* What to do *
Using the records below, filter for lines that contain the string "name" and copy them out.

* Dataset extract *
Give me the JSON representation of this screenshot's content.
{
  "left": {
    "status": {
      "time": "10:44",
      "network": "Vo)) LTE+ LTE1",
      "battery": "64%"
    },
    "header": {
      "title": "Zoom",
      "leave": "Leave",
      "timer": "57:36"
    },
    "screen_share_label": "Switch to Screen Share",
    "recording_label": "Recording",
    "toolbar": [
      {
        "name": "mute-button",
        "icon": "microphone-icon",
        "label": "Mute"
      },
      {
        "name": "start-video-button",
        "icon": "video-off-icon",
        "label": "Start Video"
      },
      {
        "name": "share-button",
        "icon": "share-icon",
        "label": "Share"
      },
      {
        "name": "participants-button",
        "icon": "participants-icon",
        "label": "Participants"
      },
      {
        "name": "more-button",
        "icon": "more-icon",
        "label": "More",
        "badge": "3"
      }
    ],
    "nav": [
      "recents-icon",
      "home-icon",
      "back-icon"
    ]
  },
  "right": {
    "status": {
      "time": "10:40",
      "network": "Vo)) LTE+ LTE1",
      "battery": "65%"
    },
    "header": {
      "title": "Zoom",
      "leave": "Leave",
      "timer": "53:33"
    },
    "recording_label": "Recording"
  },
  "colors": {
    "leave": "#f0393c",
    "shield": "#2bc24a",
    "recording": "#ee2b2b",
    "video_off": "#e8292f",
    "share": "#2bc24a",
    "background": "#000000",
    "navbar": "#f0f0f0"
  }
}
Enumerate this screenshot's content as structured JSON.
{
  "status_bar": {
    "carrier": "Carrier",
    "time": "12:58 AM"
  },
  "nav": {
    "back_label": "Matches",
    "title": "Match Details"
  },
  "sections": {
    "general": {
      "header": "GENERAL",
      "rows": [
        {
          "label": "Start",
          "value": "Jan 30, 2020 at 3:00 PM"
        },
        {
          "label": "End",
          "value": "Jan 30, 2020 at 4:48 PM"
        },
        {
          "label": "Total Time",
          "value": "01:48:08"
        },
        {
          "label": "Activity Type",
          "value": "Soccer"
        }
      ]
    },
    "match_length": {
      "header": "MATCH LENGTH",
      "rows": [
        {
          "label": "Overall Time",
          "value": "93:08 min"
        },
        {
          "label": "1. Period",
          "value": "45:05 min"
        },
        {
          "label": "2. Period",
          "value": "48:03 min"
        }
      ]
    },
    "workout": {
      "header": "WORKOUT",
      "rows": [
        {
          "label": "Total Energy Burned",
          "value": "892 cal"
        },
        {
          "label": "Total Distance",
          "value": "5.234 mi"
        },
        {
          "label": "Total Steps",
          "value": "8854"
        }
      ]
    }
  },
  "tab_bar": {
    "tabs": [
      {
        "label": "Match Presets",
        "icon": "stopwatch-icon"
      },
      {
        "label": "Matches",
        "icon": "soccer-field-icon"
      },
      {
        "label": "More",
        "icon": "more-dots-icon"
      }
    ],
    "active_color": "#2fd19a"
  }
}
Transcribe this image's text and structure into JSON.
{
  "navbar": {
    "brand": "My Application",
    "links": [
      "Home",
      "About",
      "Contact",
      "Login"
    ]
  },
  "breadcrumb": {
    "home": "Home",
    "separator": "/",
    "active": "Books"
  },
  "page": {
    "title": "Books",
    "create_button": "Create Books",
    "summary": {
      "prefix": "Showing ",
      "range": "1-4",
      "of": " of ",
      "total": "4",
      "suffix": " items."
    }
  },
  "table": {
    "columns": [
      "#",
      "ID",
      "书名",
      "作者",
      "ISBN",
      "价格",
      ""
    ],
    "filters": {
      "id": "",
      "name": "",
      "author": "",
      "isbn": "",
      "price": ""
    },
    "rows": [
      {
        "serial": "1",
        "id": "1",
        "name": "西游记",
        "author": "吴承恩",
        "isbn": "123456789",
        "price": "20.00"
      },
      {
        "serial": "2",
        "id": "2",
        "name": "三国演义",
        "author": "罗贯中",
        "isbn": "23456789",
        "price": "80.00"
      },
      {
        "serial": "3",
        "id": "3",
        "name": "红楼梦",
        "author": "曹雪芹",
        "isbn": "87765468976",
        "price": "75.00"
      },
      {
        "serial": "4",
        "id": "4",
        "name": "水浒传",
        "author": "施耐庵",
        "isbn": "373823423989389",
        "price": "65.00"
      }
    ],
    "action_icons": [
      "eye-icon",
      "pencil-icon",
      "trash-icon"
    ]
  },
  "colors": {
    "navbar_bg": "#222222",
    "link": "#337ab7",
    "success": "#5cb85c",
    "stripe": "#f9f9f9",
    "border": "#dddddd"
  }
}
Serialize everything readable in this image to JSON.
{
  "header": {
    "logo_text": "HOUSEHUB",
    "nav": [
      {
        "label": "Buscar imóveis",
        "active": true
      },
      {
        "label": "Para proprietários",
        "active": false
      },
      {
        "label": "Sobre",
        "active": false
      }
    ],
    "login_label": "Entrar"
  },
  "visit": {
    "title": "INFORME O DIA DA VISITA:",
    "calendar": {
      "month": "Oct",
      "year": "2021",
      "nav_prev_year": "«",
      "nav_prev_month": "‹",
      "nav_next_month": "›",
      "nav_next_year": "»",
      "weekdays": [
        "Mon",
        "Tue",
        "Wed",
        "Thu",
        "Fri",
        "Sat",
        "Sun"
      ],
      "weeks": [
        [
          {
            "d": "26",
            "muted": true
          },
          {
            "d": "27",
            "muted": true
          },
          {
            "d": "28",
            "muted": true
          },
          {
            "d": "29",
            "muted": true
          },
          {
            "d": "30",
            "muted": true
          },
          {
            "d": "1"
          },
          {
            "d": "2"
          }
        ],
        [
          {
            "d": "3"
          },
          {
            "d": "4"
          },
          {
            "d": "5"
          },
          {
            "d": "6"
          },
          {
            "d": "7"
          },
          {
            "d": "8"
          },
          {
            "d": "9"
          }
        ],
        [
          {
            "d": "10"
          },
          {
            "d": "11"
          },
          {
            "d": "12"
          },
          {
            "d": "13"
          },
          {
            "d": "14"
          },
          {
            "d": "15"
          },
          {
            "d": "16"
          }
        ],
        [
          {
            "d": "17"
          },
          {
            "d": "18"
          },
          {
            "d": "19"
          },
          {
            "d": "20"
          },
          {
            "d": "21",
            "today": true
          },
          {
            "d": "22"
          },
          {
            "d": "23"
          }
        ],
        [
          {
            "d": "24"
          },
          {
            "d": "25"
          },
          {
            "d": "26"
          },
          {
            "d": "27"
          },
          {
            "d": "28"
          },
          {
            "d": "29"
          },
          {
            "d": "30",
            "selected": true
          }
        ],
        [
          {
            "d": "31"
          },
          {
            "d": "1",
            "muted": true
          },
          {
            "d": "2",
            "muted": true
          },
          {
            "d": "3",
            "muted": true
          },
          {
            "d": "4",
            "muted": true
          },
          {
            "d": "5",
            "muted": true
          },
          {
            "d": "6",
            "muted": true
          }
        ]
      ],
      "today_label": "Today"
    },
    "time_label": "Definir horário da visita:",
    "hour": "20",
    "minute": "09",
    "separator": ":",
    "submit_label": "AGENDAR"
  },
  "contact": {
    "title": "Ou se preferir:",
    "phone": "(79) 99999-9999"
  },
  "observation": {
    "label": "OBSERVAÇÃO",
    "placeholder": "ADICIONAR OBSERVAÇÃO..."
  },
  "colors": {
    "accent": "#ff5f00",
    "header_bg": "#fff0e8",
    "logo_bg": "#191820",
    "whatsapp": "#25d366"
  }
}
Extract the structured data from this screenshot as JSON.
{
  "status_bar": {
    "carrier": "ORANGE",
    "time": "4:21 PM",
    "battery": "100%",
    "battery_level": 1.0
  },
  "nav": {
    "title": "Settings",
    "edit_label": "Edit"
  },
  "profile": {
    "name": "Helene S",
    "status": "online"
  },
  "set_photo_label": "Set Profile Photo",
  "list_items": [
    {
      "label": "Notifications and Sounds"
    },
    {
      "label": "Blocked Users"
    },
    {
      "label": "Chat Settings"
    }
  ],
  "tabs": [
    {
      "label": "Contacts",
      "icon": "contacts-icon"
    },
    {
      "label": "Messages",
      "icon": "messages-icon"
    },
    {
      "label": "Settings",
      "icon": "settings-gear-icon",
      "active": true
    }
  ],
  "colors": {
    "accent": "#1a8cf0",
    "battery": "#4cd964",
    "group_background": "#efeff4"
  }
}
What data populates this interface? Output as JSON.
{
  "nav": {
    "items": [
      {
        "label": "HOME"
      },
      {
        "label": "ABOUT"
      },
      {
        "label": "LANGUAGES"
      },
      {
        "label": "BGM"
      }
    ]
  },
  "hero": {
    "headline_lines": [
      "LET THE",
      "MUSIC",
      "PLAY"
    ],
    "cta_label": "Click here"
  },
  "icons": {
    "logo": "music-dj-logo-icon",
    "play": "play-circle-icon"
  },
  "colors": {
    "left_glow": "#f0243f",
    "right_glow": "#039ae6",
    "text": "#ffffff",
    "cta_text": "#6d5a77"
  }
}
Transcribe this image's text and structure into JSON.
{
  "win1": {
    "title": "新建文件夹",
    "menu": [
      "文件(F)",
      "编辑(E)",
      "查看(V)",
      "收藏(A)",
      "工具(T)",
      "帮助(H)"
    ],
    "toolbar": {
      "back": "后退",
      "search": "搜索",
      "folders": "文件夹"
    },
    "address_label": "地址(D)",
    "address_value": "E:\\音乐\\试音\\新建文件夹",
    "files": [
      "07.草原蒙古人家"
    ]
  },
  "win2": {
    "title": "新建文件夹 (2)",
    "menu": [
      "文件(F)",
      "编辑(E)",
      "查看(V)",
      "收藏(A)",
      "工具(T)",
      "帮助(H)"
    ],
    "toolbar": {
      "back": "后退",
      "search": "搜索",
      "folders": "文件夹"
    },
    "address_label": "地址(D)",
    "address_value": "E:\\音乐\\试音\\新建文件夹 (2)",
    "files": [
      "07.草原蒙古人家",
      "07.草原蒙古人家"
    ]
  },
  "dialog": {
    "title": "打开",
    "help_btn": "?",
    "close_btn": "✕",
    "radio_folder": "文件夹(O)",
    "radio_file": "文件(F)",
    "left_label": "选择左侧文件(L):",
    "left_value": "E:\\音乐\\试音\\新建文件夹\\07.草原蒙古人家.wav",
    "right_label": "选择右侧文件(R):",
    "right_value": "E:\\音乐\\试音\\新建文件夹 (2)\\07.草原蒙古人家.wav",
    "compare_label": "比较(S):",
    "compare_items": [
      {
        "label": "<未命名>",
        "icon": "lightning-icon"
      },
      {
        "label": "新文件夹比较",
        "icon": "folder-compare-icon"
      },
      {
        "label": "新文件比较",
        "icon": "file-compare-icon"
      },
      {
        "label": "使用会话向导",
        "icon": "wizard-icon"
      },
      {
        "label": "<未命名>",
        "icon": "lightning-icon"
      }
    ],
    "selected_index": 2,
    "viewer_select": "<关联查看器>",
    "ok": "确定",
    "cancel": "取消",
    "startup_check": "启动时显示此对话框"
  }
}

* Response below *
        "name": "mute-button",
        "name": "start-video-button",
        "name": "share-button",
        "name": "participants-button",
        "name": "more-button",
      "name": "",
        "name": "西游记",
        "name": "三国演义",
        "name": "红楼梦",
        "name": "水浒传",
    "name": "Helene S",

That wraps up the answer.